GPs are highly regarded by families of people with dementia because they provide continuity of care, have established relationships of trust, act as advocates and problem-solvers and they open the gates to other sources of help (29). GPs are crucial in the development of care pathways as they are usually the first point of contact for the individual or for family members worried about the signs and symptoms of dementia and are well placed to refer patients and families to suitable supports and services.
However,GPs have identified a lack of knowledge of local health and support organisations as a key learning need in their care of patients with dementia (31). The uncertainty about referral criteria and the insufficient supports and services for those with dementia, greatly affect post-diagnostic care provision. Services offered may be fragmented, poorly coordinated, inflexible and inequitable. This provision of information about available supports is crucial.
A Vision for Change,the report from the expert group on mental health policy, advocates that primary care teams should play a major role in the integrated care of patients with dementia and should work in a coordinated manner with GPs and specialist teams to provide high quality care after diagnosis (32). Key members of the primary care team who may contribute to the care of a patient with dementia are included in Table 7.
Memantine is a non-competitive N-methyl-D-aspartate receptor antagonist (NMDA). Overstimulation of the N-methylD-aspartate (NMDA) receptor by glutamate is implicated in neurodegenerative disorders.
Memantine may be considered as the person’s dementia progresses. It is recommended for the management of moderate Alzheimer’s disease for patients who are intolerant of or have a contraindication to AChEIs and for severe Alzheimer’s disease (18). It may be used alone or in combination with cholinesterase inhibitors (36). It is generally well tolerated although common undesirable effects are dizziness, headache, constipation, somnolence and hypertension (37)
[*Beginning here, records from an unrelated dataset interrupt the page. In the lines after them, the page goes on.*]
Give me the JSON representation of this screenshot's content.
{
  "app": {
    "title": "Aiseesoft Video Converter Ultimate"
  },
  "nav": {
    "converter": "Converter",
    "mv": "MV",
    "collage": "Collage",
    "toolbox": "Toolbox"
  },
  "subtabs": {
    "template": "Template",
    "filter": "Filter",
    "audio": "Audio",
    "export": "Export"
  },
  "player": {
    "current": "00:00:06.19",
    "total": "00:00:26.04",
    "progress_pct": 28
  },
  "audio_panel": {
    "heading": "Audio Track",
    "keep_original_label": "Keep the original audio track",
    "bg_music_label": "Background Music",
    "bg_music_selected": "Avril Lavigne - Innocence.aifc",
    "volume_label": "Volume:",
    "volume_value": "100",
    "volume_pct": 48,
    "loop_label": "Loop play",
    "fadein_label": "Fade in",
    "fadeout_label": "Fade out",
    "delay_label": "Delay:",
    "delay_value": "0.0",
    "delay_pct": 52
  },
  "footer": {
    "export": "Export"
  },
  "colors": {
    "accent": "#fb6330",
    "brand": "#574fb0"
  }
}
. When prescribing both AChEIs and memantine guidelines advise that treatment should be initiated and supervised by a physician experienced in the diagnosis and treatment of Alzheimer’s disease (18). Needs and management strategies will change as the dementia progresses. The median survival of people with dementia diagnosed at aged 60-69yrs is 6.7 years (interquartile range 3.1-10.8 years),falling to 1.9 years (interquartile range 0.7-3.6 years) for those diagnosed at age 90yrs or over (38). Once the diagnosis is made,the support needs of patients and carers should be carefully assessed. This will need to be repeated over intervals as needs change. The quality of care provided to patients with dementia can be improved by focusing on key areas at this regular review (39). These are listed in Table 6.
Table 6: Areas for Discussion at Regular Review (18) (39) • Medications – including use of antipsychotics • Mental Health – including screen for depression • Social Care • Assessment of Carer’s Needs
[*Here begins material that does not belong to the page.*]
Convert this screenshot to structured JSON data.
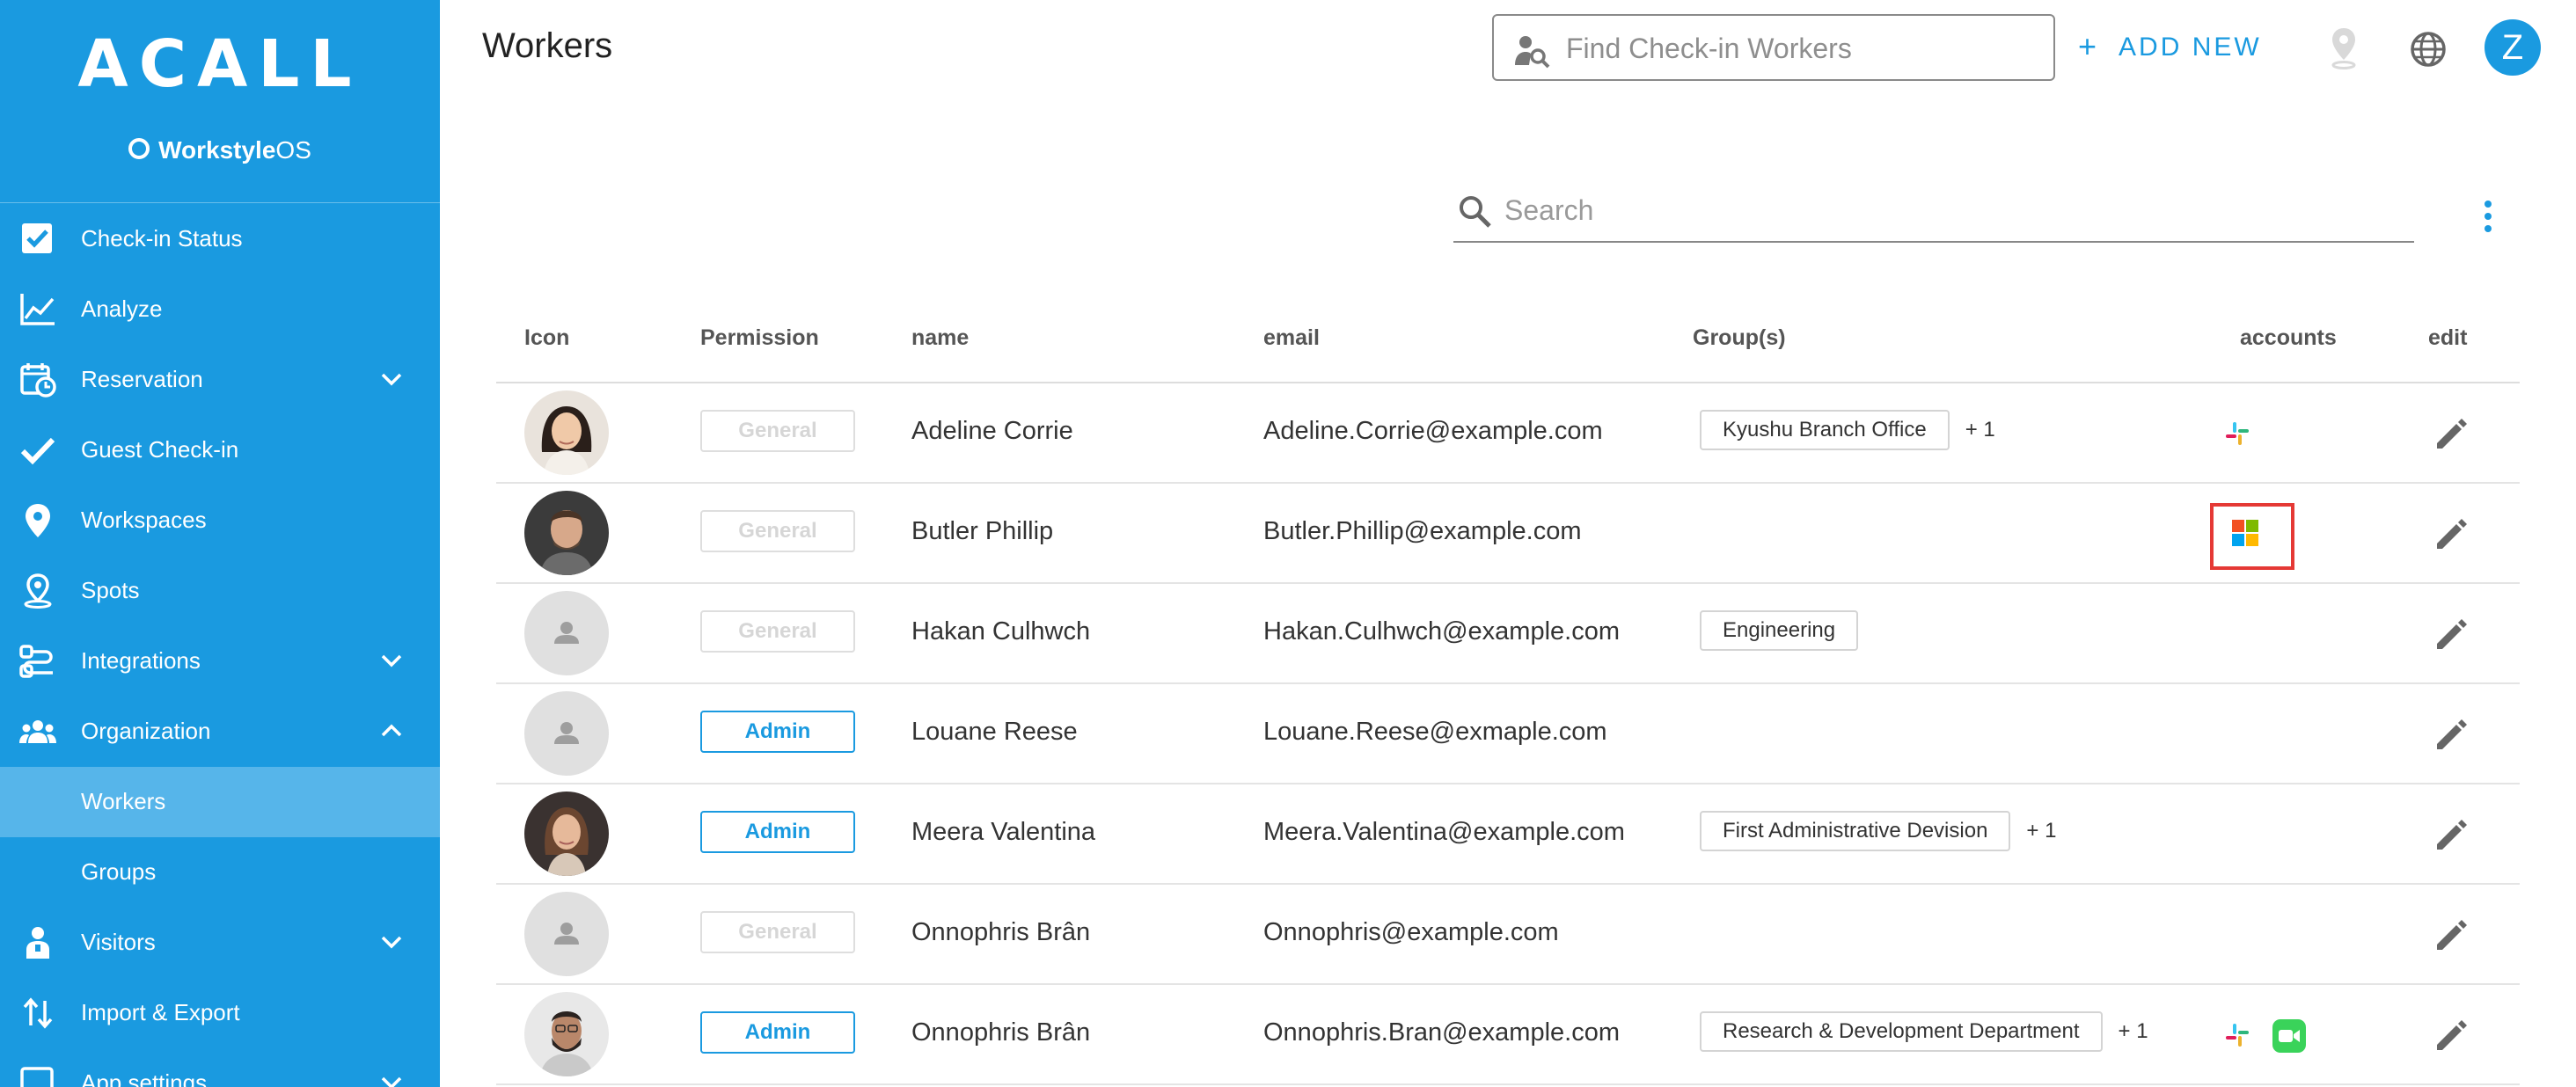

Regular physical examination should focus on hearing, vision, nutrition, bowel and bladder function (40).
In the later stages of dementia dental hygiene may be poor, leading to gum disease,tooth decay, infection and difficulty eating. Dental review both early and throughout the illness may help to address these problems (41).
Immunisation guidelines recommend flu vaccine administration for residents of nursing homes and long stay institutions, as well as in persons aged 65 years and over (42).
Along with this regular review, a risk assessment should be performed, in order to detect risk to self or others. This may include assessment of: • Inadvertent self-harm e.g. kitchen accidents, medication mistakes etc. • Deliberate self-harm. • Risks to others e.g. driving, gun ownership, aggression, child-minding when losing ability to do so safely etc. • Elder abuse and vulnerability – Abusive behaviour by family carers towards people with dementia is common, with a third reporting important levels of abuse and half some abusive behavior (43).